ASSIGNMENT:
Any picture in the data below should be skipped, while every line is repeated exactly.

DATA FOR THIS TASK:
##########
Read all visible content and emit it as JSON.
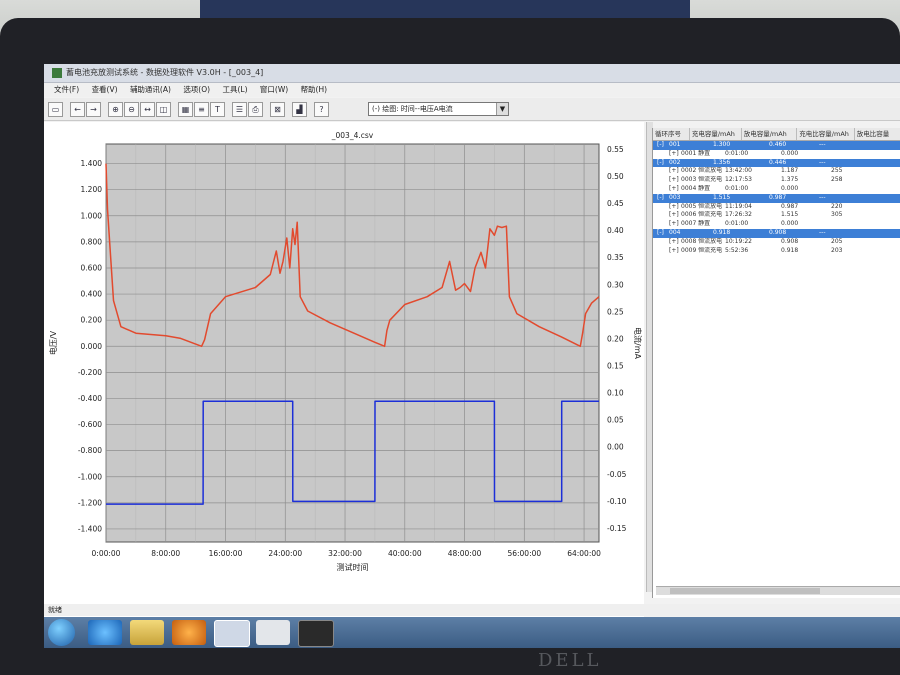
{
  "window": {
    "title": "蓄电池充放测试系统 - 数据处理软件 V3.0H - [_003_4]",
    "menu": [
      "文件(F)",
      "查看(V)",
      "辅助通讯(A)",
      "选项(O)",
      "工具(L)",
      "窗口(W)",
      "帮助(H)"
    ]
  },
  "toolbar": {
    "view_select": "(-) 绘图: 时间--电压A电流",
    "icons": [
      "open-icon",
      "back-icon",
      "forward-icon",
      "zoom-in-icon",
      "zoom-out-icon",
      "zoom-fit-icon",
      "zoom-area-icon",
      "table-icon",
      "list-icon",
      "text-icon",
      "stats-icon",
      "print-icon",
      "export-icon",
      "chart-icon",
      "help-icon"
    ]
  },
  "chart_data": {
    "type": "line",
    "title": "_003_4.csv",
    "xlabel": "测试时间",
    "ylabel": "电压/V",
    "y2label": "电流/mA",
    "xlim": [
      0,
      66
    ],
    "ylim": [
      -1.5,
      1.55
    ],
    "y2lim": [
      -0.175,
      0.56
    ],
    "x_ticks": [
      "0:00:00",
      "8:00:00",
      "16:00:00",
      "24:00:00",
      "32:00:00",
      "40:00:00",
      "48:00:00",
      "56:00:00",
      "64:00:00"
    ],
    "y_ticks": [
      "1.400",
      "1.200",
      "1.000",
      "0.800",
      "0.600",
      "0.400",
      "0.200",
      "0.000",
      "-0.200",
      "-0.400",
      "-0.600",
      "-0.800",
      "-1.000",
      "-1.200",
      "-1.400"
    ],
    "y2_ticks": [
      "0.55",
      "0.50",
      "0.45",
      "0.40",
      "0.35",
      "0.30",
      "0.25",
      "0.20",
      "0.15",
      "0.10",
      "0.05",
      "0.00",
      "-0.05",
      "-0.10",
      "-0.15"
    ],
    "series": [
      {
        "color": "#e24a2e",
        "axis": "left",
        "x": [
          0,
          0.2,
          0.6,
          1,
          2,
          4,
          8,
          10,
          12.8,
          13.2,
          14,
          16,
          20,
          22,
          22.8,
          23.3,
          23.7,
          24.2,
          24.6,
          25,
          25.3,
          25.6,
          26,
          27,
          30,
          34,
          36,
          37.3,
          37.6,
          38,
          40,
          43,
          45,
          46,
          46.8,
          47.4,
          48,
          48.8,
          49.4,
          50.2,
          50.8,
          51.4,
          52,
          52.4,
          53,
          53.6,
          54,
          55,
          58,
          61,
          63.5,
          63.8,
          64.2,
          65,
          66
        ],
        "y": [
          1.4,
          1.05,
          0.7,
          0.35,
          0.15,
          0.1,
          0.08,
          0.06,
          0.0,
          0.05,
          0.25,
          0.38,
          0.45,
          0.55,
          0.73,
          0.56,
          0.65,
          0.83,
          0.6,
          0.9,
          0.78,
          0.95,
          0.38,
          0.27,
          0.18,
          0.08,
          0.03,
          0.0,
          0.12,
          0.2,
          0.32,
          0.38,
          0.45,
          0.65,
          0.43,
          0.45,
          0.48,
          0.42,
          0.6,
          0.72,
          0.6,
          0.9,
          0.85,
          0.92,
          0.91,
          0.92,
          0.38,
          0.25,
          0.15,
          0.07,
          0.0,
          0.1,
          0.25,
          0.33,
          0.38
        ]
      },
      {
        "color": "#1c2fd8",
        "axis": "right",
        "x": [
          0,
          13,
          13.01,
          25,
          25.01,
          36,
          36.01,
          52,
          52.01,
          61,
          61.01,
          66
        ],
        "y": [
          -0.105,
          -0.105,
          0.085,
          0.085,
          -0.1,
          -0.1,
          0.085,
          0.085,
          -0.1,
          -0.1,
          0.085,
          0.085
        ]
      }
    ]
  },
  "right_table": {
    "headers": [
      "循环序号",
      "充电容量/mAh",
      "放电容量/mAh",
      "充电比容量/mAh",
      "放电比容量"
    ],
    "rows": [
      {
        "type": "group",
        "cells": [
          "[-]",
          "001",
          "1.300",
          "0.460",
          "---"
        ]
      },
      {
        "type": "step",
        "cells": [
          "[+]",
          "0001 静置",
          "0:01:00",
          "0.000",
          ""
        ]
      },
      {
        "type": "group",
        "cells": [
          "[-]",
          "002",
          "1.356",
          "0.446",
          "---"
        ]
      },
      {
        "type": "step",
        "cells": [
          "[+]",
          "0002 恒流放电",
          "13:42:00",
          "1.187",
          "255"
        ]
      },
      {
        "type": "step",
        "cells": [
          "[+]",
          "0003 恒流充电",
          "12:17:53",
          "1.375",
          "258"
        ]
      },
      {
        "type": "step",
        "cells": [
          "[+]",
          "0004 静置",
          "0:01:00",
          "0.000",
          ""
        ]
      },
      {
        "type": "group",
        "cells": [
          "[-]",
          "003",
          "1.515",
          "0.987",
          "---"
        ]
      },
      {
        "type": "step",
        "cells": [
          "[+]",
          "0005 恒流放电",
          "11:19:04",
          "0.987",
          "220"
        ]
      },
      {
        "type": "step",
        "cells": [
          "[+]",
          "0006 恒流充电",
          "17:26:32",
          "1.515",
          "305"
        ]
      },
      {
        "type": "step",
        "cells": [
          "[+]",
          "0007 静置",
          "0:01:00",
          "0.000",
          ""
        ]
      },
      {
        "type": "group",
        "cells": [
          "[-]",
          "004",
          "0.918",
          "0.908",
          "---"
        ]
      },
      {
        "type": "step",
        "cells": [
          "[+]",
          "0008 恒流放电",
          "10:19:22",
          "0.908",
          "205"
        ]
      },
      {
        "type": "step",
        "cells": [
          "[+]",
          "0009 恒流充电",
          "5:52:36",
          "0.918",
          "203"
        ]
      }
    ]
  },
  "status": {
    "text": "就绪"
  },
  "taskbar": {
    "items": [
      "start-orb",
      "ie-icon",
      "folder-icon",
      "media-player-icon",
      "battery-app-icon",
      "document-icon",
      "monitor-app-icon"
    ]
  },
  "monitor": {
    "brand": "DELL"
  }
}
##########
SOLVED EXERCISE:
Read all visible content and emit it as JSON.
{
  "window": {
    "title": "蓄电池充放测试系统 - 数据处理软件 V3.0H - [_003_4]",
    "menu": [
      "文件(F)",
      "查看(V)",
      "辅助通讯(A)",
      "选项(O)",
      "工具(L)",
      "窗口(W)",
      "帮助(H)"
    ]
  },
  "toolbar": {
    "view_select": "(-) 绘图: 时间--电压A电流",
    "icons": [
      "open-icon",
      "back-icon",
      "forward-icon",
      "zoom-in-icon",
      "zoom-out-icon",
      "zoom-fit-icon",
      "zoom-area-icon",
      "table-icon",
      "list-icon",
      "text-icon",
      "stats-icon",
      "print-icon",
      "export-icon",
      "chart-icon",
      "help-icon"
    ]
  },
  "chart_data": {
    "type": "line",
    "title": "_003_4.csv",
    "xlabel": "测试时间",
    "ylabel": "电压/V",
    "y2label": "电流/mA",
    "xlim": [
      0,
      66
    ],
    "ylim": [
      -1.5,
      1.55
    ],
    "y2lim": [
      -0.175,
      0.56
    ],
    "x_ticks": [
      "0:00:00",
      "8:00:00",
      "16:00:00",
      "24:00:00",
      "32:00:00",
      "40:00:00",
      "48:00:00",
      "56:00:00",
      "64:00:00"
    ],
    "y_ticks": [
      "1.400",
      "1.200",
      "1.000",
      "0.800",
      "0.600",
      "0.400",
      "0.200",
      "0.000",
      "-0.200",
      "-0.400",
      "-0.600",
      "-0.800",
      "-1.000",
      "-1.200",
      "-1.400"
    ],
    "y2_ticks": [
      "0.55",
      "0.50",
      "0.45",
      "0.40",
      "0.35",
      "0.30",
      "0.25",
      "0.20",
      "0.15",
      "0.10",
      "0.05",
      "0.00",
      "-0.05",
      "-0.10",
      "-0.15"
    ],
    "series": [
      {
        "color": "#e24a2e",
        "axis": "left",
        "x": [
          0,
          0.2,
          0.6,
          1,
          2,
          4,
          8,
          10,
          12.8,
          13.2,
          14,
          16,
          20,
          22,
          22.8,
          23.3,
          23.7,
          24.2,
          24.6,
          25,
          25.3,
          25.6,
          26,
          27,
          30,
          34,
          36,
          37.3,
          37.6,
          38,
          40,
          43,
          45,
          46,
          46.8,
          47.4,
          48,
          48.8,
          49.4,
          50.2,
          50.8,
          51.4,
          52,
          52.4,
          53,
          53.6,
          54,
          55,
          58,
          61,
          63.5,
          63.8,
          64.2,
          65,
          66
        ],
        "y": [
          1.4,
          1.05,
          0.7,
          0.35,
          0.15,
          0.1,
          0.08,
          0.06,
          0.0,
          0.05,
          0.25,
          0.38,
          0.45,
          0.55,
          0.73,
          0.56,
          0.65,
          0.83,
          0.6,
          0.9,
          0.78,
          0.95,
          0.38,
          0.27,
          0.18,
          0.08,
          0.03,
          0.0,
          0.12,
          0.2,
          0.32,
          0.38,
          0.45,
          0.65,
          0.43,
          0.45,
          0.48,
          0.42,
          0.6,
          0.72,
          0.6,
          0.9,
          0.85,
          0.92,
          0.91,
          0.92,
          0.38,
          0.25,
          0.15,
          0.07,
          0.0,
          0.1,
          0.25,
          0.33,
          0.38
        ]
      },
      {
        "color": "#1c2fd8",
        "axis": "right",
        "x": [
          0,
          13,
          13.01,
          25,
          25.01,
          36,
          36.01,
          52,
          52.01,
          61,
          61.01,
          66
        ],
        "y": [
          -0.105,
          -0.105,
          0.085,
          0.085,
          -0.1,
          -0.1,
          0.085,
          0.085,
          -0.1,
          -0.1,
          0.085,
          0.085
        ]
      }
    ]
  },
  "right_table": {
    "headers": [
      "循环序号",
      "充电容量/mAh",
      "放电容量/mAh",
      "充电比容量/mAh",
      "放电比容量"
    ],
    "rows": [
      {
        "type": "group",
        "cells": [
          "[-]",
          "001",
          "1.300",
          "0.460",
          "---"
        ]
      },
      {
        "type": "step",
        "cells": [
          "[+]",
          "0001 静置",
          "0:01:00",
          "0.000",
          ""
        ]
      },
      {
        "type": "group",
        "cells": [
          "[-]",
          "002",
          "1.356",
          "0.446",
          "---"
        ]
      },
      {
        "type": "step",
        "cells": [
          "[+]",
          "0002 恒流放电",
          "13:42:00",
          "1.187",
          "255"
        ]
      },
      {
        "type": "step",
        "cells": [
          "[+]",
          "0003 恒流充电",
          "12:17:53",
          "1.375",
          "258"
        ]
      },
      {
        "type": "step",
        "cells": [
          "[+]",
          "0004 静置",
          "0:01:00",
          "0.000",
          ""
        ]
      },
      {
        "type": "group",
        "cells": [
          "[-]",
          "003",
          "1.515",
          "0.987",
          "---"
        ]
      },
      {
        "type": "step",
        "cells": [
          "[+]",
          "0005 恒流放电",
          "11:19:04",
          "0.987",
          "220"
        ]
      },
      {
        "type": "step",
        "cells": [
          "[+]",
          "0006 恒流充电",
          "17:26:32",
          "1.515",
          "305"
        ]
      },
      {
        "type": "step",
        "cells": [
          "[+]",
          "0007 静置",
          "0:01:00",
          "0.000",
          ""
        ]
      },
      {
        "type": "group",
        "cells": [
          "[-]",
          "004",
          "0.918",
          "0.908",
          "---"
        ]
      },
      {
        "type": "step",
        "cells": [
          "[+]",
          "0008 恒流放电",
          "10:19:22",
          "0.908",
          "205"
        ]
      },
      {
        "type": "step",
        "cells": [
          "[+]",
          "0009 恒流充电",
          "5:52:36",
          "0.918",
          "203"
        ]
      }
    ]
  },
  "status": {
    "text": "就绪"
  },
  "taskbar": {
    "items": [
      "start-orb",
      "ie-icon",
      "folder-icon",
      "media-player-icon",
      "battery-app-icon",
      "document-icon",
      "monitor-app-icon"
    ]
  },
  "monitor": {
    "brand": "DELL"
  }
}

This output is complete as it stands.